The Blackhawks are balancing ice time and giving their young players more experience during the 2021 season’s meaningless stretch run, which continued Saturday in a 5-4 loss.

The Blackhawks lost to the Panthers 5-4 on Saturday despite Alex DeBrincat’s two points.
Jonathan Daniel/Getty Images

Jeremy Colliton will follow a “Goldilocks” principle as he increases ice time for Blackhawks young players in the 2021 season’s final games.

“You want to try and give them just the right amount,” the Hawks coach said. “Not too little, not too much.”

In the Hawks’ 5-4 loss to the Panthers on Saturday, that meant the usual candidates still led the team in ice time, but the distribution was more even across the board.

For example, a power play unit of Kirby Dach, Brandon Hagel, Philipp Kurashev, Vinnie Hinostroza and Wyatt Kalynuk — a group with three rookies and an average age of 22.4 — scored the Hawks’ third goal.

“We certainly want the young guys to get in those situations, but you don’t want them to be overwhelmed,” Colliton said. “We want to put them in a position to thrive... As they get more comfortable in the league and they’re able to better prepare themselves mentally, they can take more of a load.”

The Hawks nonetheless continued to struggle with turnovers and defensive marking, losing their fourth straight game with just five left to play. The Panthers struck three times in a 67-second span before and after the second intermission to take a stranglehold 5-2 lead that a late Hawks push couldn’t overcome.

“It’s on us players to be sharp in every situation and realize that, [during] a lot of shifts, the game’s on the line,” Connor Murphy said. “There’s a lot of moments in the game where we’re not showing enough desperation.”

“Win or lose, I would just like to see us play a brand of hockey that can translate to winning,” Colliton said. “I don’t think we did that tonight.’

Ian Mitchell, whose rookie season hasn’t gone as he imagined, is one of many guys for whom the Hawks’ otherwise meaningless closing stretch will matter a lot.

Making just his third appearance since March 26, the 22-year-old defenseman’s loud voice could be heard over the crowd of about 200 Hawks family and friends invited for the United Center’s soft reopening.

Mitchell will need a stronger sophomore year to begin living up to his elite prospect expectations, and the momentum toward that starts now.

“A lot of it is...to get his swagger back,” Colliton said. “It wasn’t unexpected that there was a drop-off [in his performance]. But sometimes when you go through that adversity, your confidence takes a hit. [He’s] getting back [to] being confident in himself and his ability to make plays.”

Adam Gaudette, another young player with a lot on the line down the stretch, added two assists Saturday to up his production to four points in his first three Hawks games.

Zadorov wants to re-sign

Defenseman Nikita Zadorov, a pending restricted free agent — presenting arguably the most unpredictable, compelling decision of the Hawks’ offseason — would like to stay in Chicago.

“For sure, I would like to re-sign,” he said Saturday. “I like the organization, I like the team.
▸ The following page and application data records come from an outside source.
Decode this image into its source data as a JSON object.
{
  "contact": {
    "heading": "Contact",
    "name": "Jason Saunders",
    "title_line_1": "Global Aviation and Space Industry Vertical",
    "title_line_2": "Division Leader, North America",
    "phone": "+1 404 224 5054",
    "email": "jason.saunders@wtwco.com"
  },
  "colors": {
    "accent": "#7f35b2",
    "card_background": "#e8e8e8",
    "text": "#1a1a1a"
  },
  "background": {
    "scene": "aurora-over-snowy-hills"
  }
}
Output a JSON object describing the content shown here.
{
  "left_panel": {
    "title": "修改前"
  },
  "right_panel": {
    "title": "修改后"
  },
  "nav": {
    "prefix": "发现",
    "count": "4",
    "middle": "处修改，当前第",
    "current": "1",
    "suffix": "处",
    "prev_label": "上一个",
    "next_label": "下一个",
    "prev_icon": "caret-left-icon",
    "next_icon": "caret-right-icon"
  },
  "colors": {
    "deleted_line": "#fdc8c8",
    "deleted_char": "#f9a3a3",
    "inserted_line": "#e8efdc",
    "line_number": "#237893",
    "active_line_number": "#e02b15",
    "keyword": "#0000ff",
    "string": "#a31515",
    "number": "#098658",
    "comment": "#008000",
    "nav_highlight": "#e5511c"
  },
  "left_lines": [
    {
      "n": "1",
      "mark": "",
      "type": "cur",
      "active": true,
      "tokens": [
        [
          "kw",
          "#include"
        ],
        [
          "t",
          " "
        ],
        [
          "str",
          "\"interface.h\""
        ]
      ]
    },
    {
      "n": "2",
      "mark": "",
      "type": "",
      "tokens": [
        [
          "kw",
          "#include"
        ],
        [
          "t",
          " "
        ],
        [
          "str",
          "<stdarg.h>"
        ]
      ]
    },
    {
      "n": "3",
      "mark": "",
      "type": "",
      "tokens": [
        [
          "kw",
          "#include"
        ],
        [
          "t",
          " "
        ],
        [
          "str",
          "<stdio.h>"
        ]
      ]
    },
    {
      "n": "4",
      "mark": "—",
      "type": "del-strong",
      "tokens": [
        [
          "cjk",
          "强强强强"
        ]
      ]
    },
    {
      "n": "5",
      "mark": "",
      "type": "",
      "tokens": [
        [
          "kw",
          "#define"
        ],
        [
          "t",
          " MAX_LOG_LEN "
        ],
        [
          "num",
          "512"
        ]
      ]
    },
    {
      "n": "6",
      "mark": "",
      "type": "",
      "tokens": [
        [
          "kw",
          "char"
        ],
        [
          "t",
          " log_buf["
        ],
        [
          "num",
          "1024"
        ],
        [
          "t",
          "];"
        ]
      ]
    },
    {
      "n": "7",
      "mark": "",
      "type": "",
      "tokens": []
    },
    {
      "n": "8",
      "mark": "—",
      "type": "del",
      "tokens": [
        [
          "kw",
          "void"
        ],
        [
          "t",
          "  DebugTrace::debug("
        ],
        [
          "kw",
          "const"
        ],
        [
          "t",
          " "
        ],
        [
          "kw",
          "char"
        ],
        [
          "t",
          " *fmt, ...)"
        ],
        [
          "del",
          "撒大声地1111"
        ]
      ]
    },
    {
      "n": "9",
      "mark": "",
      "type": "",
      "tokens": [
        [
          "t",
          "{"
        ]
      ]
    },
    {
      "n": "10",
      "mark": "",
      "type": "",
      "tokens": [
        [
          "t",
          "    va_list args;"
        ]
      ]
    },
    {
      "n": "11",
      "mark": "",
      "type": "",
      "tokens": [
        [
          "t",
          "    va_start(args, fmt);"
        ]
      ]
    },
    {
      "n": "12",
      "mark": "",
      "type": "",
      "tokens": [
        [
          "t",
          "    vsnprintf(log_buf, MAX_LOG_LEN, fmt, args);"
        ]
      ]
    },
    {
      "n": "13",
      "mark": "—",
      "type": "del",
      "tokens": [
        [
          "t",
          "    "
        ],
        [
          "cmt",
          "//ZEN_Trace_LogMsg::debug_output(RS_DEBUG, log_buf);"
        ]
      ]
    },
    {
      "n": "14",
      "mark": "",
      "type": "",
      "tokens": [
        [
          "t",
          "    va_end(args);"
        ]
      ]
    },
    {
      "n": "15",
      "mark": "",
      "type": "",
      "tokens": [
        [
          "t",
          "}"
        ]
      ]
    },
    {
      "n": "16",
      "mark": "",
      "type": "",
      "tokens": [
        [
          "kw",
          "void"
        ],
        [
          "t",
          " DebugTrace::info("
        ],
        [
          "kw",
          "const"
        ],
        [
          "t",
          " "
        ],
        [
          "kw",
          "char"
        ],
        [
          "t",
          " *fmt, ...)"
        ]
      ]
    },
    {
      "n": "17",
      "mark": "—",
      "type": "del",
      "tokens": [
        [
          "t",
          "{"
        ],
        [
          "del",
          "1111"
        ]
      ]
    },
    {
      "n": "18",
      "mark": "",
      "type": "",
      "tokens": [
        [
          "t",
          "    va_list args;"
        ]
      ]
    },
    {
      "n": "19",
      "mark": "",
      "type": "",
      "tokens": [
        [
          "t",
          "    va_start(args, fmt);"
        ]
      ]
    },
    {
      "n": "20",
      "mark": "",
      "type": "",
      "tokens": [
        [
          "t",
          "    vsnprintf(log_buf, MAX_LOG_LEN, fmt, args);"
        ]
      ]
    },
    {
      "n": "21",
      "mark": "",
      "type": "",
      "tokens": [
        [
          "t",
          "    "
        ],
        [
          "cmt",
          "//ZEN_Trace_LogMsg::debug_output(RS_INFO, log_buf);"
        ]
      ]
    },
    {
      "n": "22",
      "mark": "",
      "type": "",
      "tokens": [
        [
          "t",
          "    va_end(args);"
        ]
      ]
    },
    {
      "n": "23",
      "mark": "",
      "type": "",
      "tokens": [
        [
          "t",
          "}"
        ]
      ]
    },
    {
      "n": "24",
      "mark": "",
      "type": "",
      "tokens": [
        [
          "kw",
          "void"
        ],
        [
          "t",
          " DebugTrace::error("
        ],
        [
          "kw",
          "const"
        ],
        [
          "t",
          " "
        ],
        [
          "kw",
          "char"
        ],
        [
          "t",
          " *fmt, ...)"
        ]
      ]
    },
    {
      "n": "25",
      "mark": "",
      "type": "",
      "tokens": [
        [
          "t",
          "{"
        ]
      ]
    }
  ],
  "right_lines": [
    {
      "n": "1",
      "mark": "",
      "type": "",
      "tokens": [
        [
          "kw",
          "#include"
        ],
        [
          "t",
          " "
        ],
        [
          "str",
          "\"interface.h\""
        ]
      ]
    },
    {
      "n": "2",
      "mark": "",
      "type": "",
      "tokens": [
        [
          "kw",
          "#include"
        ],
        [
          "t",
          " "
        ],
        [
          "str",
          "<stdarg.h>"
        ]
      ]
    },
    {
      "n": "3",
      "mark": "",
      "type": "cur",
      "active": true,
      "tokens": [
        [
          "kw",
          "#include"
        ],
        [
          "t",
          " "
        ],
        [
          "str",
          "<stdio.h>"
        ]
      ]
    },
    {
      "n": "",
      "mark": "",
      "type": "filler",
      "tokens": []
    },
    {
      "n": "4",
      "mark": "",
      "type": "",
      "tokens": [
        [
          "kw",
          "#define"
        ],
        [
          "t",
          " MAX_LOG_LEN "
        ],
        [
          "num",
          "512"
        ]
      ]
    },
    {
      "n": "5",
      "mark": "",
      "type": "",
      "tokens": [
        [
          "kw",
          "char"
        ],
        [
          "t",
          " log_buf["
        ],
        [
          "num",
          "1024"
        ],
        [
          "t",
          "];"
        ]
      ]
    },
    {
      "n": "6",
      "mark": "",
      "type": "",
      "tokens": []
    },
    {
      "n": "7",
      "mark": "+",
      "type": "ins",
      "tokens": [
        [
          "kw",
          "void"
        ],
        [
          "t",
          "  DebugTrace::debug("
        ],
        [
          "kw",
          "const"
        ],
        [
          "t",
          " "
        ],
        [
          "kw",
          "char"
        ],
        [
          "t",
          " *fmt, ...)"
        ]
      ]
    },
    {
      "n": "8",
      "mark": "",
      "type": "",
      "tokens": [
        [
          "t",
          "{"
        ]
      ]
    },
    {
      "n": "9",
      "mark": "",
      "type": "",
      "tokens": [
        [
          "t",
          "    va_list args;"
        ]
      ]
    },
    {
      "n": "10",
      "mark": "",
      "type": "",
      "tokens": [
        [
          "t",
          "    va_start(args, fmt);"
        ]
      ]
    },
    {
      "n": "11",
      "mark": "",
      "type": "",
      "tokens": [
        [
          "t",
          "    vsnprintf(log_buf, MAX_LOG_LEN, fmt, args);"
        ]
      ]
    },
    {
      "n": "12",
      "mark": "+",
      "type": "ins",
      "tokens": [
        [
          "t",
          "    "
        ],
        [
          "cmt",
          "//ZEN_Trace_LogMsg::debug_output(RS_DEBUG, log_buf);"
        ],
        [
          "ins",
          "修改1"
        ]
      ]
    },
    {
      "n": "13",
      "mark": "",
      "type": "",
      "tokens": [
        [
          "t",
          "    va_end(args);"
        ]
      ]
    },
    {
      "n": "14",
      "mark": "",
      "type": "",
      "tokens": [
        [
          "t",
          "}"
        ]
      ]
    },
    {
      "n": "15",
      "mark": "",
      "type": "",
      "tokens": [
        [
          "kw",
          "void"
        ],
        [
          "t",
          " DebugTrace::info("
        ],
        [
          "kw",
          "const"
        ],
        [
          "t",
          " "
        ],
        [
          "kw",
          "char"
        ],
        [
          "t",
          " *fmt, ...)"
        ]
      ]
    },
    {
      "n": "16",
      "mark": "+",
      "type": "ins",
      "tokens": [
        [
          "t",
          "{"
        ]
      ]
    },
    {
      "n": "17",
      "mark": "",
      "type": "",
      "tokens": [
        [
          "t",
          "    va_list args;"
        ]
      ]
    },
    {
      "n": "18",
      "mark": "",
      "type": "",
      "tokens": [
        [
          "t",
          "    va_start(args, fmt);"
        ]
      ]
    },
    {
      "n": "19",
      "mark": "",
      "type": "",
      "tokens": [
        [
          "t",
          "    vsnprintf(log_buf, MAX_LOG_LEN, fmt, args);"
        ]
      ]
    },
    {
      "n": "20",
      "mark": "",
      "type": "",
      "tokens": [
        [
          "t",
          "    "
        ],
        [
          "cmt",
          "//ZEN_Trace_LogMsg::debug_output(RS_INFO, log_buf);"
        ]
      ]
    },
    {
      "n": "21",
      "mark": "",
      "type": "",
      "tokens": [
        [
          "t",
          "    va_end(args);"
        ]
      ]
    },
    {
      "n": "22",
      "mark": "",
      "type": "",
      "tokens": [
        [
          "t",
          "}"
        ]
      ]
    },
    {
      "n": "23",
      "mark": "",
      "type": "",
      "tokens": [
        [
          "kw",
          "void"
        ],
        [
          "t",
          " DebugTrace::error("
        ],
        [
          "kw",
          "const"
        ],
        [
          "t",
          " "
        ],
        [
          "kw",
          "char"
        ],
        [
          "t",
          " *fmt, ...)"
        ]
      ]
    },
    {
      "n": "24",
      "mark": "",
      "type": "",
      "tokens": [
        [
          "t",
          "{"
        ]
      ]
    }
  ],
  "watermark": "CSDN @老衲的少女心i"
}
We’re moving in the right direction with these guys up here... It’s really big for me to re-sign here and be part of it.”

The 26-year-old Russian has been a lightning rod for criticism at times this season, but said Saturday he doesn’t pay attention to that and feels this year has been a “big step forward” for him.

“I’m averaging 19 minutes a night, and most of the year I’ve played with [Murphy] on the first ‘D’ pair, so it’s a huge step for me,” he said. “I’m playing well. [I have] also had some not-great games, but all of us make mistakes.”